October 31, 2013
Greek societies at Hamilton stand out from those typical of any large university, or even small college for that matter. Rather than throwing exclusive parties in keg stand-filled frat houses, Hamilton’s Greek Organizations host all-campus parties that make up one dimension of the College’s weekend social scene. And that’s hardly their sole contribution to the campus and surrouding communties. Greek societies also collaborate in their charity efforts.
This is largely because of the Greek Philanthropy Union (GPU), a club comprised of Philanthropy Chairs from each Greek society on campus. The club has currently undergone some changes as Sam Hutchinson ’13 handed the club over to new GPU President Graham Boyd ’14, Vice President Chris Jusuf ’15 and Treasurer Kiyan Savar ’15. This new team is strong out of the gate and shows great promise to improve the GPU’s visibility on campus.
One of the biggest changes to the GPU this year is the development of community partners, to which each society will dedicate its efforts and maintain a consistent relationship. Boyd added, “the development of community partners, will help Greek societies develop long term relationships with local organizations, allowing us to truly give back to the community.”
In the past, some Greek societies have had particular non-profit organizations for which they consistently volunteered. For example, sorority Alpha Theta Chi has been volunteering at the Kirkland Town Library on a weekly basis for at least five years. However, having the GPU expect these formal relationships with community partners encourages societies to commit to non-profits and further supports those who already have. Additionally, the GPU promotes accountability and dedication to community partners by maintaining high expectations of its members. More importantly, it provides a platform for sharing service experiences, debriefing and problem-solving, which are so integral to sustaining and improving service.
There is something very powerful in the simple act of gathering and sharing service experiences; it allows for meaningful reflection.
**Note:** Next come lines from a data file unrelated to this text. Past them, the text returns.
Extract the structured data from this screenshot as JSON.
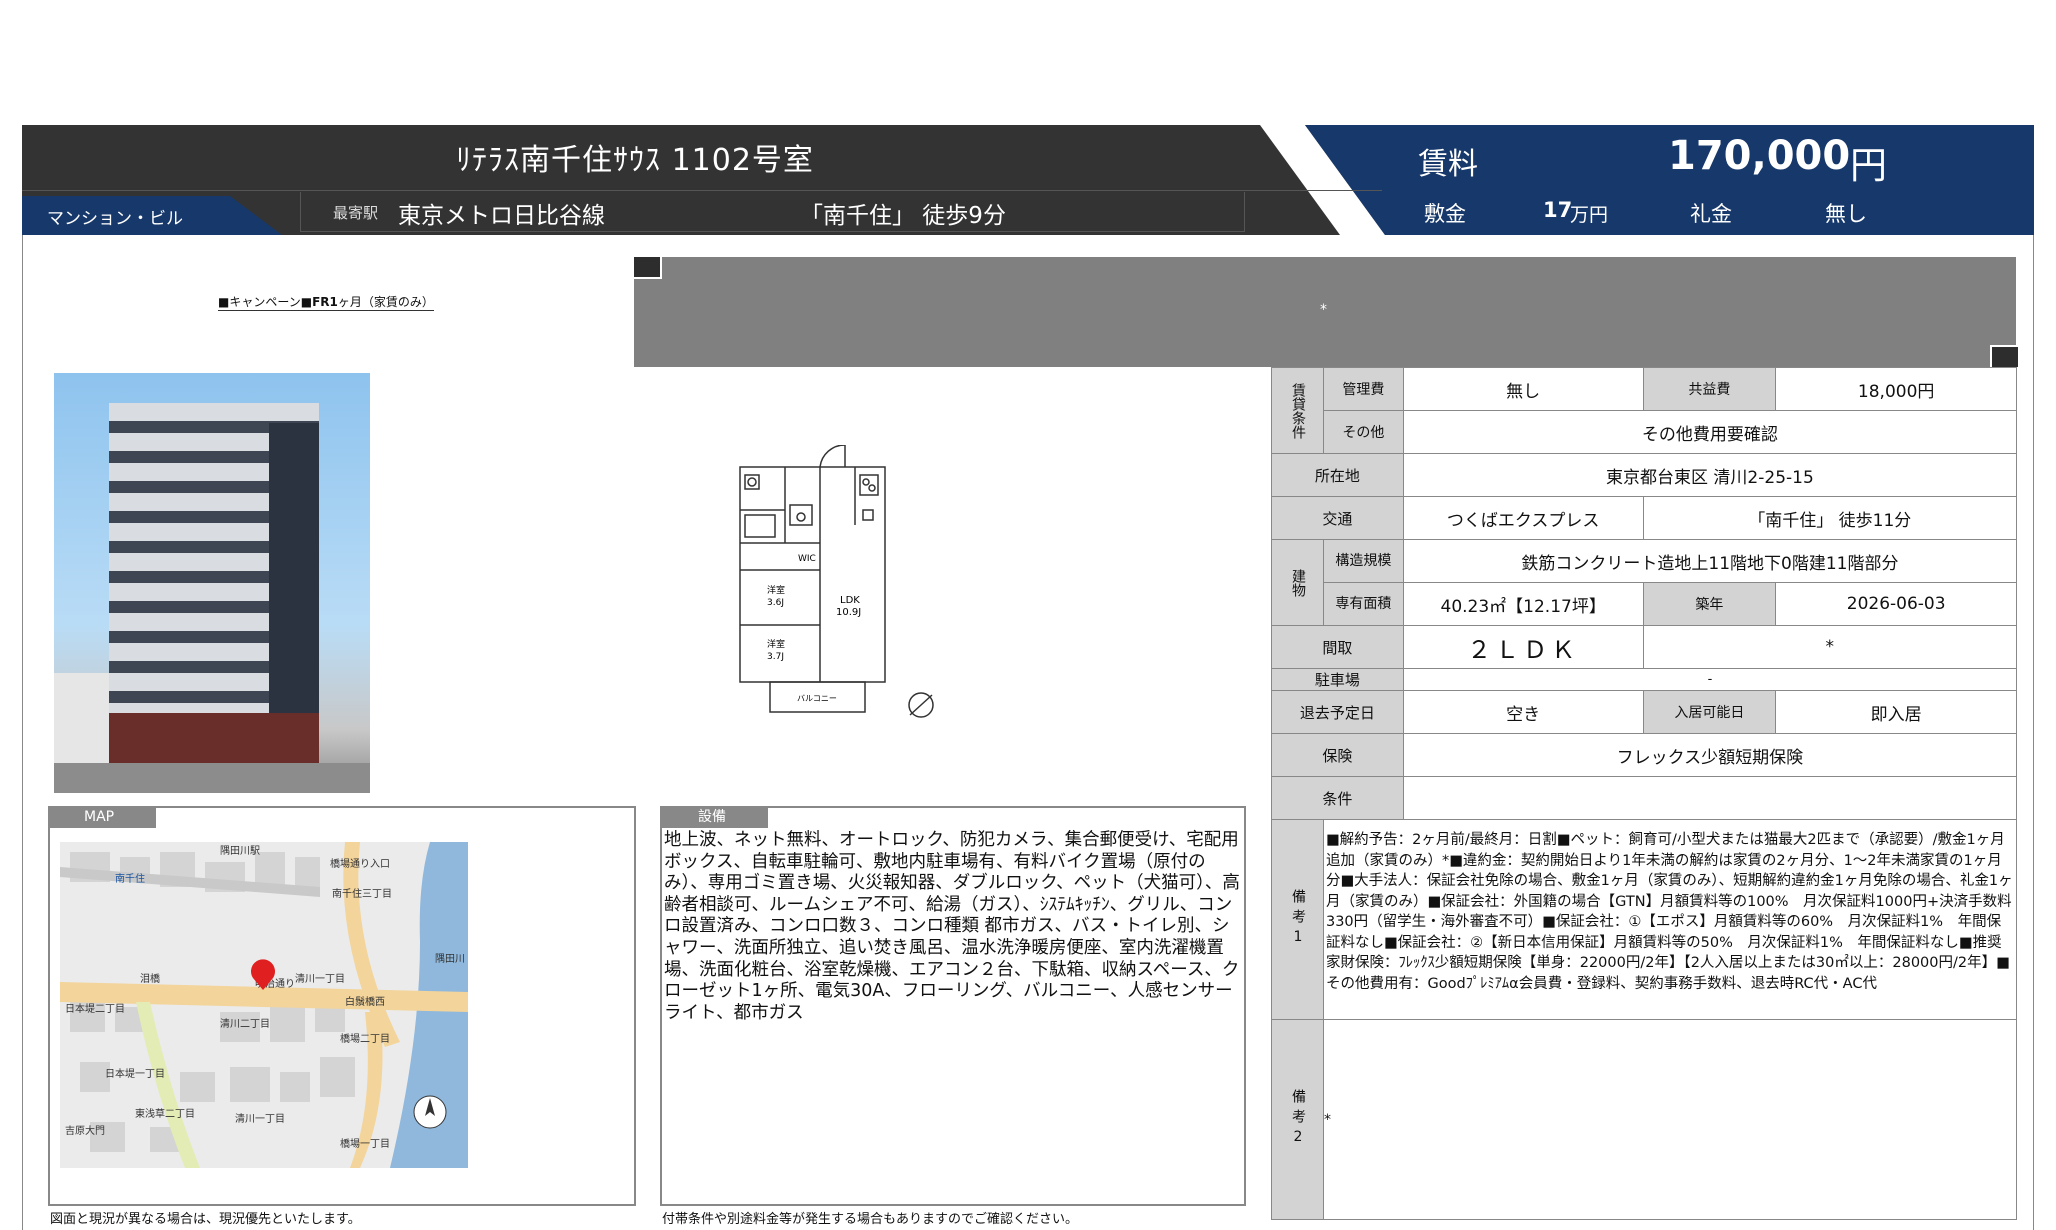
{
  "header": {
    "title": "ﾘﾃﾗｽ南千住ｻｳｽ 1102号室",
    "type": "マンション・ビル",
    "station_label": "最寄駅",
    "line": "東京メトロ日比谷線",
    "station_walk": "「南千住」 徒歩9分",
    "rent_label": "賃料",
    "rent_value": "170,000",
    "rent_unit": "円",
    "deposit_label": "敷金",
    "deposit_value": "17",
    "deposit_unit": "万円",
    "key_money_label": "礼金",
    "key_money_value": "無し"
  },
  "campaign": {
    "prefix": "■キャンペーン■",
    "bold": "FR1",
    "suffix": "ヶ月（家賃のみ）"
  },
  "banner": {
    "star": "*"
  },
  "floorplan": {
    "wic": "WIC",
    "room1": "洋室",
    "room1_size": "3.6J",
    "room2": "洋室",
    "room2_size": "3.7J",
    "ldk": "LDK",
    "ldk_size": "10.9J",
    "balcony": "バルコニー"
  },
  "map": {
    "tab": "MAP",
    "note": "図面と現況が異なる場合は、現況優先といたします。",
    "labels": [
      "隅田川駅",
      "南千住",
      "橋場通り入口",
      "南千住三丁目",
      "明治通り",
      "清川一丁目",
      "泪橋",
      "日本堤二丁目",
      "清川二丁目",
      "白鬚橋西",
      "橋場二丁目",
      "日本堤一丁目",
      "東浅草二丁目",
      "清川一丁目",
      "吉原大門",
      "橋場一丁目",
      "隅田川"
    ]
  },
  "equipment": {
    "tab": "設備",
    "text": "地上波、ネット無料、オートロック、防犯カメラ、集合郵便受け、宅配用ボックス、自転車駐輪可、敷地内駐車場有、有料バイク置場（原付のみ）、専用ゴミ置き場、火災報知器、ダブルロック、ペット（犬猫可）、高齢者相談可、ルームシェア不可、給湯（ガス）、ｼｽﾃﾑｷｯﾁﾝ、グリル、コンロ設置済み、コンロ口数３、コンロ種類 都市ガス、バス・トイレ別、シャワー、洗面所独立、追い焚き風呂、温水洗浄暖房便座、室内洗濯機置場、洗面化粧台、浴室乾燥機、エアコン２台、下駄箱、収納スペース、クローゼット1ヶ所、電気30A、フローリング、バルコニー、人感センサーライト、都市ガス",
    "note": "付帯条件や別途料金等が発生する場合もありますのでご確認ください。"
  },
  "spec": {
    "cond_label": "賃貸条件",
    "mgmt_label": "管理費",
    "mgmt_value": "無し",
    "common_label": "共益費",
    "common_value": "18,000円",
    "other_label": "その他",
    "other_value": "その他費用要確認",
    "address_label": "所在地",
    "address_value": "東京都台東区 清川2-25-15",
    "transport_label": "交通",
    "transport_line": "つくばエクスプレス",
    "transport_walk": "「南千住」 徒歩11分",
    "building_label": "建物",
    "structure_label": "構造規模",
    "structure_value": "鉄筋コンクリート造地上11階地下0階建11階部分",
    "area_label": "専有面積",
    "area_value": "40.23㎡【12.17坪】",
    "age_label": "築年",
    "age_value": "2026-06-03",
    "layout_label": "間取",
    "layout_value": "２ＬＤＫ",
    "layout_extra": "*",
    "parking_label": "駐車場",
    "parking_value": "-",
    "vacate_label": "退去予定日",
    "vacate_value": "空き",
    "movein_label": "入居可能日",
    "movein_value": "即入居",
    "insurance_label": "保険",
    "insurance_value": "フレックス少額短期保険",
    "conditions_label": "条件",
    "conditions_value": "",
    "note1_label": "備考1",
    "note1_value": "■解約予告：2ヶ月前/最終月：日割■ペット：飼育可/小型犬または猫最大2匹まで（承認要）/敷金1ヶ月追加（家賃のみ）*■違約金：契約開始日より1年未満の解約は家賃の2ヶ月分、1～2年未満家賃の1ヶ月分■大手法人：保証会社免除の場合、敷金1ヶ月（家賃のみ）、短期解約違約金1ヶ月免除の場合、礼金1ヶ月（家賃のみ）■保証会社：外国籍の場合【GTN】月額賃料等の100%　月次保証料1000円+決済手数料330円（留学生・海外審査不可）■保証会社：①【エポス】月額賃料等の60%　月次保証料1%　年間保証料なし■保証会社：②【新日本信用保証】月額賃料等の50%　月次保証料1%　年間保証料なし■推奨家財保険：ﾌﾚｯｸｽ少額短期保険【単身：22000円/2年】【2人入居以上または30㎡以上：28000円/2年】■その他費用有：Goodﾌﾟﾚﾐｱﾑα会員費・登録料、契約事務手数料、退去時RC代・AC代",
    "note2_label": "備考2",
    "note2_value": "*"
  }
}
Boyd shared his own experience after Chi Psi had their first service day with the Montgomery Experience, a local non-profit providing an outdoor haven to families and children with cancer or other terminal illnesses.
“It was an incredible experience, giving us all some perspective on the challenges faced by many in the Oneida County area,” Boyd said.
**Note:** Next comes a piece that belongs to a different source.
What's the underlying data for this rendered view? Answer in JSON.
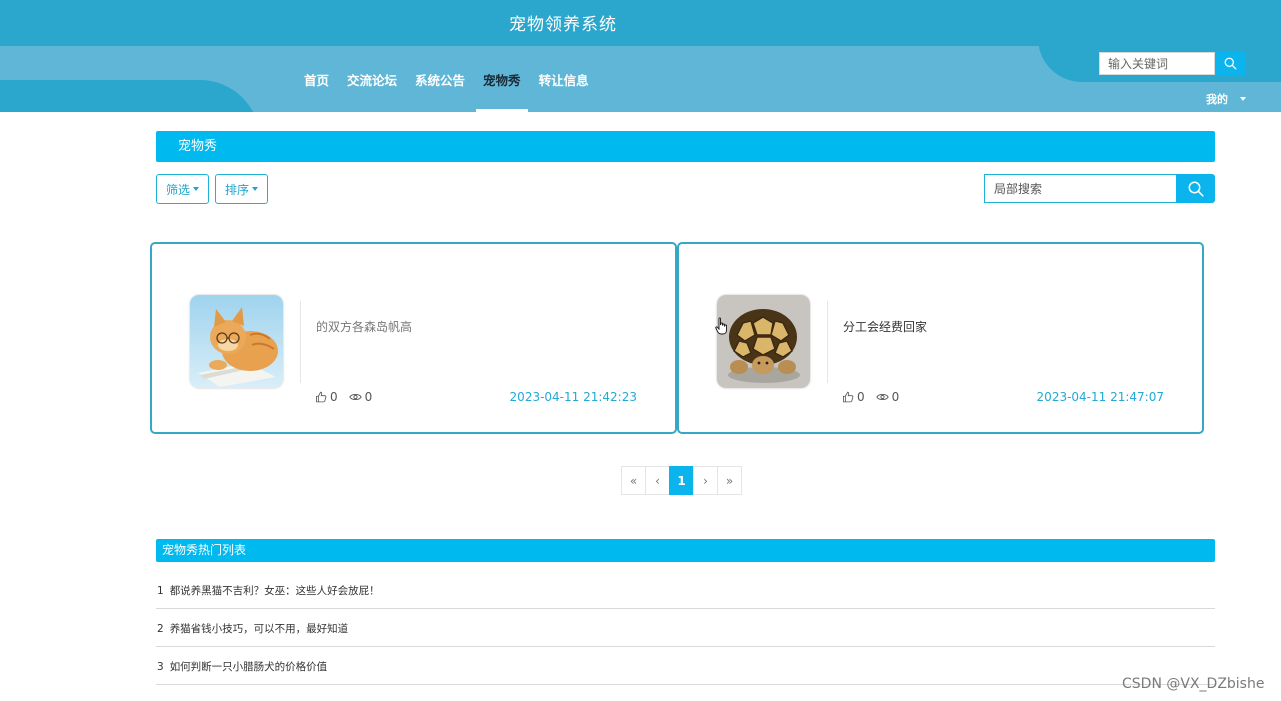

Hearing great service stories, such as Boyd’s, encourages other Greek societies to get involved and spreads the love of service.
As about a third of the campus community, Greek members have power in numbers when it comes to philanthropy. The GPU presents an exciting way to unite Greek societies and focus their efforts towards philanthropic events. The GPU is currently honing in on Breast Cancer Awareness Month and has organized large-scale events that will involve a majority of Greek life and the Hamilton community. A Powderpuff Football game and a Breast Cancer Walk during Family Weekend are the first events the GPU will accomplish as a collective unit. Breast Cancer Awareness events do not stop there. On the individual level, Greek society Delta Chi had their annual three-versus-three basketball tournament Saturday, Oct. 26, and all proceeds collected during that event will benefit cancer research. Events such as the basketball tournament are expected to gain a lot of traction with the student body and, of course, with Greek members. it is evident the GPU is succeeding in garnering support for its first collective and individual events by strengthening ties among societies and regularly meeting to discuss upcoming events.
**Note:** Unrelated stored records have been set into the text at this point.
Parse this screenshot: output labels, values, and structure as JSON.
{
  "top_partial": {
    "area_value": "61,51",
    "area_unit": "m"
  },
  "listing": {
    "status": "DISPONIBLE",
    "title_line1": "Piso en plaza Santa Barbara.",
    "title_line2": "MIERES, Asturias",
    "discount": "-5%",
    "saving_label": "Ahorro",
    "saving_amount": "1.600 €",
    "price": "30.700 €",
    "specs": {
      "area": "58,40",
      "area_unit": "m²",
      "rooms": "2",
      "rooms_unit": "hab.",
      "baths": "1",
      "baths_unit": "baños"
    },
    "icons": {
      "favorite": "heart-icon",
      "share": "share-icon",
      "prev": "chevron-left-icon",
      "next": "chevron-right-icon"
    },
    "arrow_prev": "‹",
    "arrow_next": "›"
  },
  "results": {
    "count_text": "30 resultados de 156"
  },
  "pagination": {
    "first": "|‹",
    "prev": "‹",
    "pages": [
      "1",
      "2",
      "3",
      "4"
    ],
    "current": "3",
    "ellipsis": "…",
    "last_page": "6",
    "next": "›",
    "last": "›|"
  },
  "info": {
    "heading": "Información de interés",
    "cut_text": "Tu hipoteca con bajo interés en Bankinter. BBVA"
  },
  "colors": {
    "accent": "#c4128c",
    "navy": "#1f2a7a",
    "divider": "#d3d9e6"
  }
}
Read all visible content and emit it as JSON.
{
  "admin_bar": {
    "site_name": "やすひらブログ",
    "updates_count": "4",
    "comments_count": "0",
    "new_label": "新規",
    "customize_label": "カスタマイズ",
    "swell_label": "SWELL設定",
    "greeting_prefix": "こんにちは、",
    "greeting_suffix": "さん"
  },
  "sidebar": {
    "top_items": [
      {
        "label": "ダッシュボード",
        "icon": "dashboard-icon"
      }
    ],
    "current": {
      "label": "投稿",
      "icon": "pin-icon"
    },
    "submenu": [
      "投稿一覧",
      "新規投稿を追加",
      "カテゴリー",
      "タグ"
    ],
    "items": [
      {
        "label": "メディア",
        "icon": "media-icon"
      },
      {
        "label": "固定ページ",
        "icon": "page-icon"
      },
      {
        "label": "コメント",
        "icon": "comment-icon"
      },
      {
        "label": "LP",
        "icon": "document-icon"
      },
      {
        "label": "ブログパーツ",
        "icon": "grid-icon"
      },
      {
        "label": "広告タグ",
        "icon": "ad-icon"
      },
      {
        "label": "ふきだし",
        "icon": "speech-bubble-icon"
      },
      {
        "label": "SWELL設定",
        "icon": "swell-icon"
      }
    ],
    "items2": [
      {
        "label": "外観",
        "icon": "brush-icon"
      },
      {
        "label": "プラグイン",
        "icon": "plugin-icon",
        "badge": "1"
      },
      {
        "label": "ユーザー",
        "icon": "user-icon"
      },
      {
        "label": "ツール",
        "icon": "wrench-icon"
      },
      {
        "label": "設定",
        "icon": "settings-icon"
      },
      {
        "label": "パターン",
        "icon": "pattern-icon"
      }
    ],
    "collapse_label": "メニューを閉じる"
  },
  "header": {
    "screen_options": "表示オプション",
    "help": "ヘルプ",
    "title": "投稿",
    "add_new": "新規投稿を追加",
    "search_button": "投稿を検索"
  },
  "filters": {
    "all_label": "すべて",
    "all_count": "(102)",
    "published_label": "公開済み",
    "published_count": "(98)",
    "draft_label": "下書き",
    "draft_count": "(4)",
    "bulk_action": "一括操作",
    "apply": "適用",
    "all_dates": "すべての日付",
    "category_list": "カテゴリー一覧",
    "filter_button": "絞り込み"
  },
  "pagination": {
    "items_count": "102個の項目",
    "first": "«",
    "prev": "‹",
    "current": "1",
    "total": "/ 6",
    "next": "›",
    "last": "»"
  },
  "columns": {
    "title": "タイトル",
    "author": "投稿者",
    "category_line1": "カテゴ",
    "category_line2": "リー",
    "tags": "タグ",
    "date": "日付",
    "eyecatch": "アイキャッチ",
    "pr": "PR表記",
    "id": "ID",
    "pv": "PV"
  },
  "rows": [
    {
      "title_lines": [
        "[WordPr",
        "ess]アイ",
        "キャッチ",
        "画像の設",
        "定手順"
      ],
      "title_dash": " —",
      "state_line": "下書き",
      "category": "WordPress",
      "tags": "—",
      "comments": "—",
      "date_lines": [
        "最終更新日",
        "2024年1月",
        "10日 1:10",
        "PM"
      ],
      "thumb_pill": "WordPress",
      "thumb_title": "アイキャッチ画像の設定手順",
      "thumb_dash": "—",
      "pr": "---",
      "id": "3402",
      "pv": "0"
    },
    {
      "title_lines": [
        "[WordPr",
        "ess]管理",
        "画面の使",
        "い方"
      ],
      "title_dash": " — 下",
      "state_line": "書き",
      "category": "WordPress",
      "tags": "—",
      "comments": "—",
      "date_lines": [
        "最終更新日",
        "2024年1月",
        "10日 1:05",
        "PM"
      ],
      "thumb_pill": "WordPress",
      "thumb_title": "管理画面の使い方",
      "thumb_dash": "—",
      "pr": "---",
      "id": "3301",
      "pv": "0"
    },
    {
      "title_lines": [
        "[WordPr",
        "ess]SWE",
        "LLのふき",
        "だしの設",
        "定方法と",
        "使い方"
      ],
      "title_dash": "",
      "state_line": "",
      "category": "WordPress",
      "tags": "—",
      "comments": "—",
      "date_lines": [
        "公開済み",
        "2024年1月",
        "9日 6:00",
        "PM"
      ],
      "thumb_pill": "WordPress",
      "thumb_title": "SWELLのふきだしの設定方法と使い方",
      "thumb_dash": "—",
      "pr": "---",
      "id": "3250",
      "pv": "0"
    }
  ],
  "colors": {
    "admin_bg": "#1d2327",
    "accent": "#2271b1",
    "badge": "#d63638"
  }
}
With the influx of changes to Greek life over past years, recent press surrounding Greek societies has centered on pledging, rushing and perhaps housing. The GPU may serve as Greek life’s saving grace. Instead of the College viewing Greek societies as sole advocates of their own social issues, the GPU broadcasts the impressive philanthropic achievements made by Greek members on a daily basis.
Further, the GPU challenges societies to extend efforts outside of its small group of members. Jusef explained, “While everyone in fraternities and sororities already know the networking, bonding and growth benefits [Greek societies] provide to its members, it’s important that the entire community benefit from our existence as well.”
Thanks to the GPU, Greek societies will be much more visible on campus as they maintain community partners, hold large-scale fundraisers and seek to improve relations beyond those with our own societies.